What exactly happens during a total knee replacement surgery? How does the surgeon remove the existing knee joint components and replace them with a prosthetic implant? The surgery begins with an incision into the tissue to allow access to the patella (kneecap) and quadriceps muscle (on top of the upper leg). The quadriceps must then be moved in some manner to reveal the femur and tibia. The damage to those bones are then cut and smoothed to allow for installation of the implant components. After installation, the incisions are repaired.
Your surgeon has a few options in a how to go about the joint replacement surgery though. You will want to discuss the various approaches with your surgeon to understand exactly why a particular approach is used for your surgery.
The Incision and Joint-Revealing Approaches
In most instances, incisions are made straight down the center of the leg, sometimes making a curved deviation around the patella or knee cap. On occasion, other changes may be made necessary by the presence of previous surgical scars.

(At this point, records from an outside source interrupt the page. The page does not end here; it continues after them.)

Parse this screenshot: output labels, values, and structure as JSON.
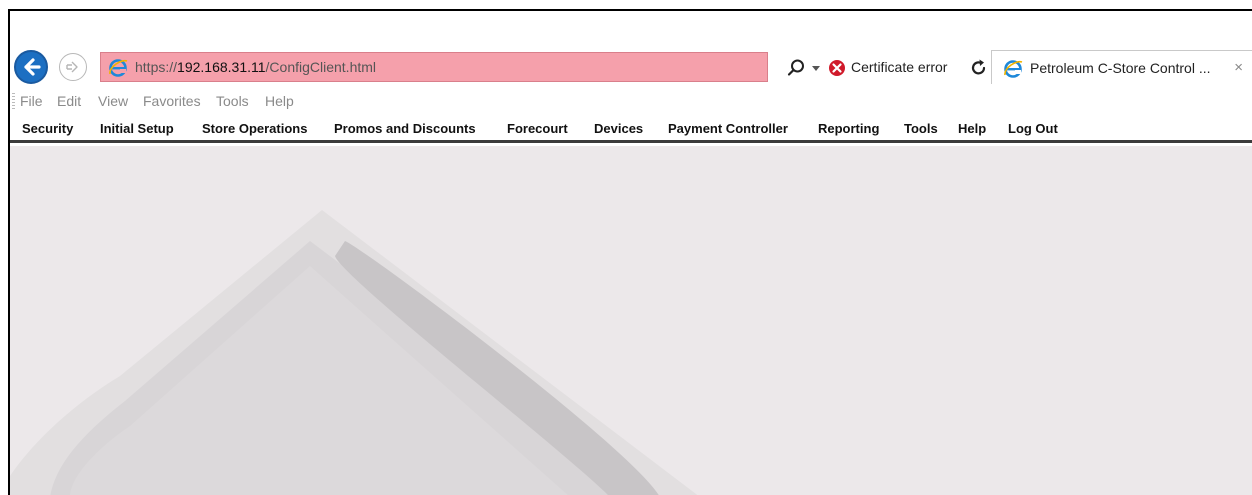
{
  "browser": {
    "address": {
      "scheme": "https://",
      "host": "192.168.31.11",
      "path": "/ConfigClient.html"
    },
    "certificate_status": "Certificate error",
    "tab_title": "Petroleum C-Store Control ...",
    "tab_close": "×",
    "menu": [
      "File",
      "Edit",
      "View",
      "Favorites",
      "Tools",
      "Help"
    ]
  },
  "app_nav": [
    "Security",
    "Initial Setup",
    "Store Operations",
    "Promos and Discounts",
    "Forecourt",
    "Devices",
    "Payment Controller",
    "Reporting",
    "Tools",
    "Help",
    "Log Out"
  ],
  "colors": {
    "address_error_bg": "#f5a0ab",
    "back_button": "#1c6fc2",
    "content_bg": "#ece8ea",
    "nav_border": "#3b3b3b"
  },
  "icons": [
    "back-arrow-icon",
    "forward-arrow-icon",
    "ie-logo-icon",
    "search-icon",
    "chevron-down-icon",
    "certificate-error-icon",
    "refresh-icon",
    "close-icon"
  ]
}
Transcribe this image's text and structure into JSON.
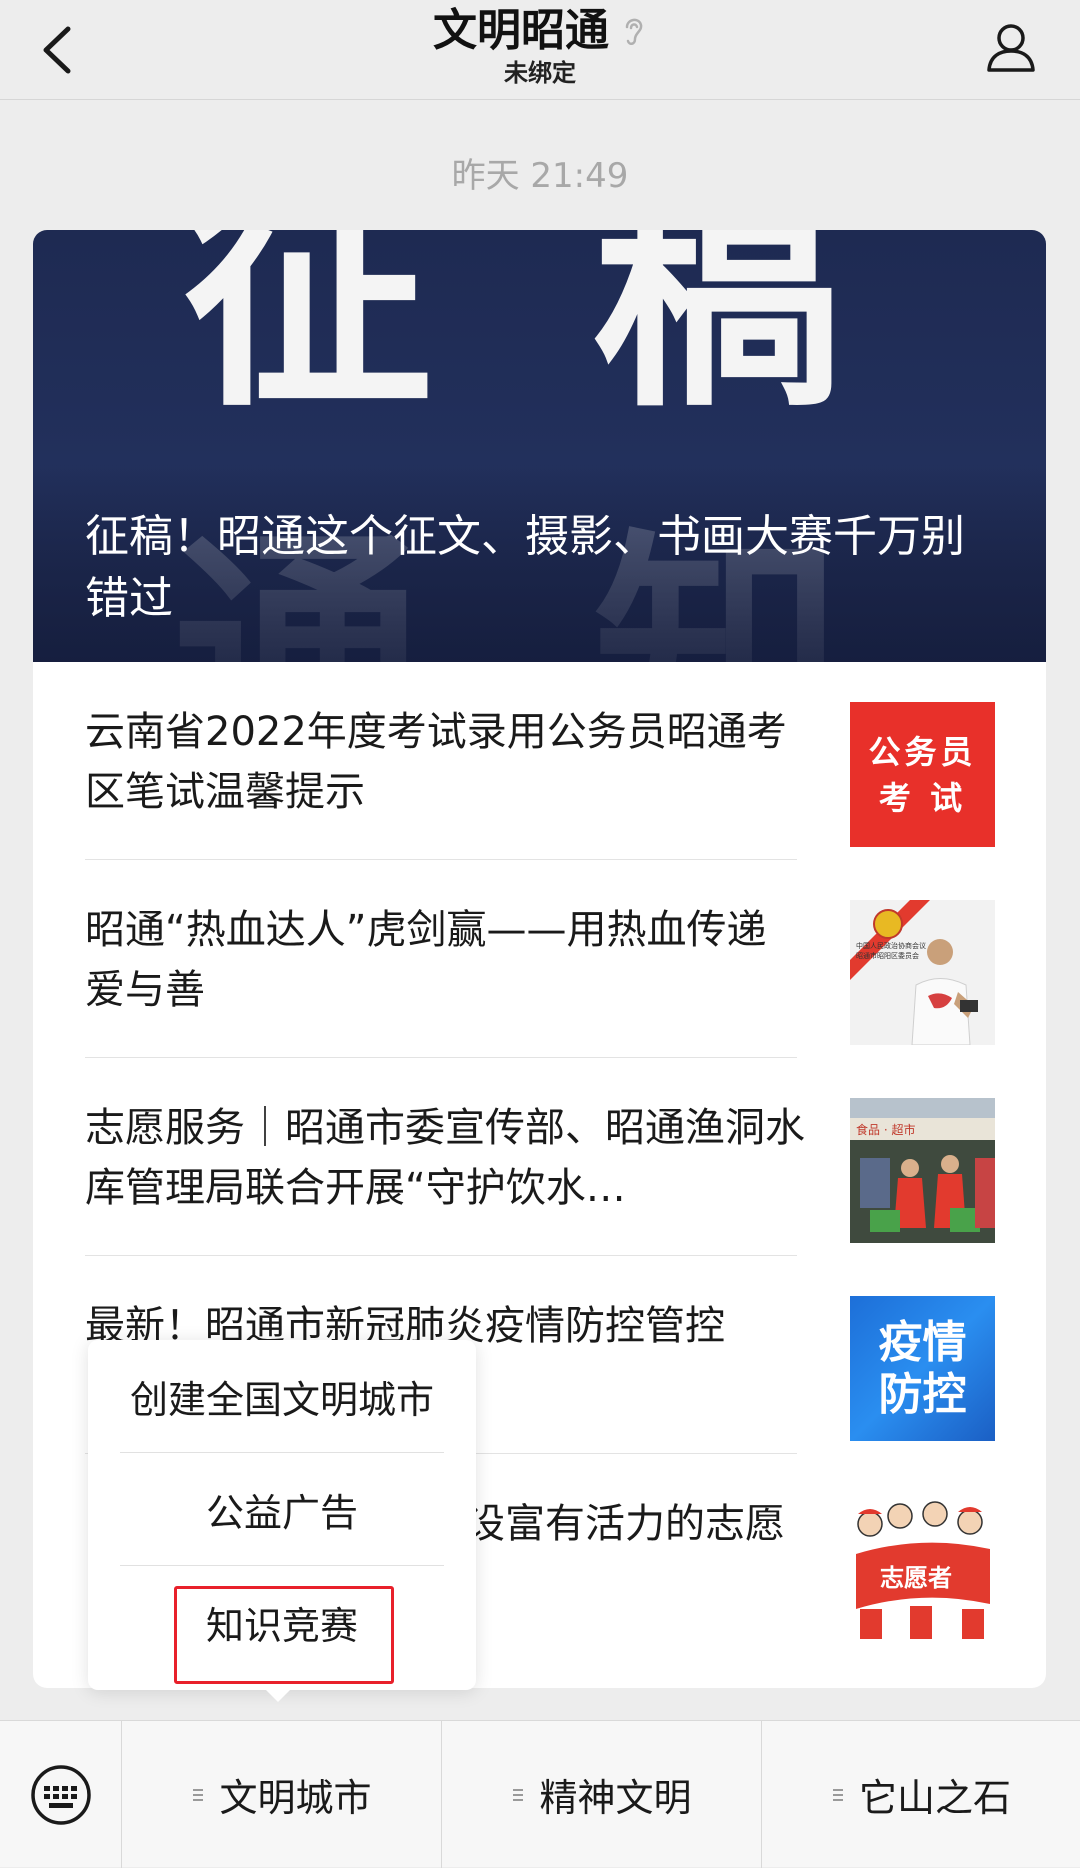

Once the skin incision is made, the surgeon will then go on to follow the natural cleavages between muscle bodies and ligaments. This is accomplished by opening up these divisions with blunt dissection, meaning there is no actual cutting of muscle involved. Once the areas are opened up and the joint capsule is revealed, this (the capsule) is opened with a scalpel. The knee is place in a bent position and an incision is made as described above. After the incision is made, the quadriceps muscle and the patella are moved and held aside with retractors to reveal the knee joint.
There are a variety of modifications to this basic incision. The differences are relatively technical.
After this initial procedure, a surgeon has several possible approaches to complete the replacement. Each approach has advantages and disadvantages.
Medial Parapatellar Approach: With a medial parapatellar incision, the surgeon will cut the quadriceps tendon above and around the inside (medial) of the patella. The patella is generally flipped in this approach to allow access to the knee joint. The tendon is repaired at the end of the procedure. Some are of the opinion that the tendon heals faster than the muscle belly of the vastus medialis oblique (VMO), which is part of the quadriceps muscle.
Mid-Vastus Approach: The mid-vastus approach cuts into the VMO muscle belly and around the inside of the knee cap, instead of cutting the tendon. Some feel that leaving a large portion of the VMO intact will help patellar tracking and strength. The patella may or may not be flipped. The muscle belly is repaired at the end of the procedure.
Sub-Vastus Approach: The sub-vastus approach does not involve cutting the VMO muscle at all. Instead, the muscle is elevated and the patella is not flipped. The incision extends around the inside of the knee cap. The patella is typically not flipped with this approach. This approach may be difficult in patients with large VMO muscles.
Quad-Sparing Approach: The incision in the quad-sparing approach cuts only the inside of the knee cap. This approach requires special side cutting instruments and is less common than some of the other approaches.
Lateral Parapatellar Approach: Another relatively uncommon approach is the lateral parapatellar approach. In this approach, the incision extends around the outside (lateral) of the knee cap.
Any of these total knee replacement approaches can provide good results. Patients should discuss the approaches with their surgeon to understand the mechanics of the surgery but are probably best advised to allow the surgeon to perform the approach the surgeon recommends and is most comfortable with.
After the Incision
Once he has access, your surgeon will will then begin to trim the damaged surfaces at the ends of the femur and the tibia (or shin bone) using special cutting guides which accurately shape the end of the femur so that it accurately fits into the chosen knee prosthesis. The tibia is cut straight across and a depression made in the center. If any knee ligaments have contracted because of pain or mechanical deformity, the surgeon may release them to allow them to improve functionality.
The prostheses are then inserted and secured with some bone cement. The surgeon will then test and balance the joint to assure proper placement and alignment.
If the patella requires resurfacing, the surgeon will then insert a domed ‘button’ made of polyethylene (plastic) that will mimic the original knee cap.
Increasingly, total knee replacement surgery is performed with the assistance of computer-driven robotics, helping the surgeon navigate the joint more precisely, using smaller incisions and getting a better fit between implant and bone.
image credit: Flood